From 6 April 2013 you can use two “simplifications” to make accounting easier for your unincorporated businesses: the cash basis and fixed rate deductions. If your business falls within the size criteria you can use one or both of these simplifications, or neither, the choice is yours.
To start to use the cash basis your business must have annual turnover of less than the VAT registration threshold (currently £81,000). There are slightly different rules if you also claim the Universal Credit benefit (successor to tax credits). You must stop using the cash basis if your turnover reaches double the VAT registration threshold.
You can opt to use the cash basis on a year by year basis and make that decision after the end of the year when you complete your tax return. For example you can opt into the cash basis for 2013/14 then and opt out for 2014/15. There are no specific rules to prevent you from doing this, but adjustments may need to be made to your taxable income when moving out of the cash basis to the accruals basis (normal accounting).
You can’t claim capital allowances (CAs) for most assets you buy while using the cash basis, as a full deduction is given for the cost of the asset when it is paid for. But the cost of a car can’t be deducted under the cash basis, so CAs for cars used for the business should be claimed, subject to a reduction for any private use of the vehicle.
However, claiming CAs for the car means that fixed rate deductions (45p or 25p per business mile) can’t be claimed for that vehicle.

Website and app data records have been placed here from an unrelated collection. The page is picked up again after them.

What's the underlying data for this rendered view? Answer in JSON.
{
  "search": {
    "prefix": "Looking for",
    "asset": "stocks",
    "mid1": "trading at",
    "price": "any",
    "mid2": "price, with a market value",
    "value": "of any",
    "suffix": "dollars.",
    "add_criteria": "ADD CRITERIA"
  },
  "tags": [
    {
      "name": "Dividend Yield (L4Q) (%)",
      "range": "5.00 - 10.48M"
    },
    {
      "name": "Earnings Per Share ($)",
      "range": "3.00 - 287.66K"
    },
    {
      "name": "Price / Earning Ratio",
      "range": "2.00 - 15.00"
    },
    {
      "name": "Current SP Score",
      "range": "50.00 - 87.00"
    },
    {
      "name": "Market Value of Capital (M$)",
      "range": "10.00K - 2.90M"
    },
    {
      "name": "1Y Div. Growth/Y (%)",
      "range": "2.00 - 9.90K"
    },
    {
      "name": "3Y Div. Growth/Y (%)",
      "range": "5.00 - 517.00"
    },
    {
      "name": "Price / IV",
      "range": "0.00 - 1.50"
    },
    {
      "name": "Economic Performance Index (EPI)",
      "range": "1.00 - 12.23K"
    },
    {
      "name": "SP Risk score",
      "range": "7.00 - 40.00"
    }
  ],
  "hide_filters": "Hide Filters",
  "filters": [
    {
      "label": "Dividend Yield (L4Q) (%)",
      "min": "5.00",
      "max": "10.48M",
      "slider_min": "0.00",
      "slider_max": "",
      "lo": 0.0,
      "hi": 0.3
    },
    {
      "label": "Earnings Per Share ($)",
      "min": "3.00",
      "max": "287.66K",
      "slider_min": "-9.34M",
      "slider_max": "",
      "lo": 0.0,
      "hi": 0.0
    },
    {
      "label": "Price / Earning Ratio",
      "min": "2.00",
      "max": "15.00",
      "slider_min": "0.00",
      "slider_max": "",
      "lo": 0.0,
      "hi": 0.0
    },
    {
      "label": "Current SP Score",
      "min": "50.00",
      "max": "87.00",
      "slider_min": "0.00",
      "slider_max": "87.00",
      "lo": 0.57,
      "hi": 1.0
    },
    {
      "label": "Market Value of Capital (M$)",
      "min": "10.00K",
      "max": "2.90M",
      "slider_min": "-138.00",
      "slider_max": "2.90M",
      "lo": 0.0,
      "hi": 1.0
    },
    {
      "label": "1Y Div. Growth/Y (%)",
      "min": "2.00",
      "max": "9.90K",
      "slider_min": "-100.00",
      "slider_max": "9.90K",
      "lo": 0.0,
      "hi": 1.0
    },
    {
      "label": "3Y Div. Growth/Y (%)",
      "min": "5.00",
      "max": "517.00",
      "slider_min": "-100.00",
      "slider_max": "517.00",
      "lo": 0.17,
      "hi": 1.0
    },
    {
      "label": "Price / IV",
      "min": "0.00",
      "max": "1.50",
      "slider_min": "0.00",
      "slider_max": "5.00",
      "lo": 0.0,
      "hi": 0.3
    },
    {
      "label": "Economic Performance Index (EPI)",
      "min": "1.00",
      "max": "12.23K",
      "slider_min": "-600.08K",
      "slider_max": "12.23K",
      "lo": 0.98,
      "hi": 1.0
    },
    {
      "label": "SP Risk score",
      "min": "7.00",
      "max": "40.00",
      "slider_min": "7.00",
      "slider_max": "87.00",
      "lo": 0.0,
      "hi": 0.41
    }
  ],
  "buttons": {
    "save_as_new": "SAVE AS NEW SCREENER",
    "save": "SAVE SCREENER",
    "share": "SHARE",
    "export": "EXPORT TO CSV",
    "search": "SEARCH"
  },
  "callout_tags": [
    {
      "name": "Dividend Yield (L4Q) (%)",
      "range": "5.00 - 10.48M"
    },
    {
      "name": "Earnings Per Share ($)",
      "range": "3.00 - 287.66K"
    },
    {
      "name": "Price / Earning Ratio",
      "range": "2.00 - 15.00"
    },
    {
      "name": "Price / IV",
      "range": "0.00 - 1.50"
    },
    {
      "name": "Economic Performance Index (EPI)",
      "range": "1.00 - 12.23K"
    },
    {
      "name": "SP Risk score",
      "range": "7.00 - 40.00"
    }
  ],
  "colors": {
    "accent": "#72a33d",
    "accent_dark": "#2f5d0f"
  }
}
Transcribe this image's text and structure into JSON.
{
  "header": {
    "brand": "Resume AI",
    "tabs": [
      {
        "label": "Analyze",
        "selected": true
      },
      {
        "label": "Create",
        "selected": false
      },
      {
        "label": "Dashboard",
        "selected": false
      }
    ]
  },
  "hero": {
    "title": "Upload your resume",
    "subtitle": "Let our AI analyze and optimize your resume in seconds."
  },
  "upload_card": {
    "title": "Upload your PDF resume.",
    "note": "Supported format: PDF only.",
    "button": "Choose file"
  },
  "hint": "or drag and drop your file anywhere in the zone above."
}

It is possible to have some cars subject to fixed rate deductions (for which CAs haven’t been claimed) and others that don’t qualify for fixed rate deductions (where CAs are claimed) within the same business.
There are a number of confusing rules about capital allowances which have been claimed for assets that you hold when you start to use the cash basis.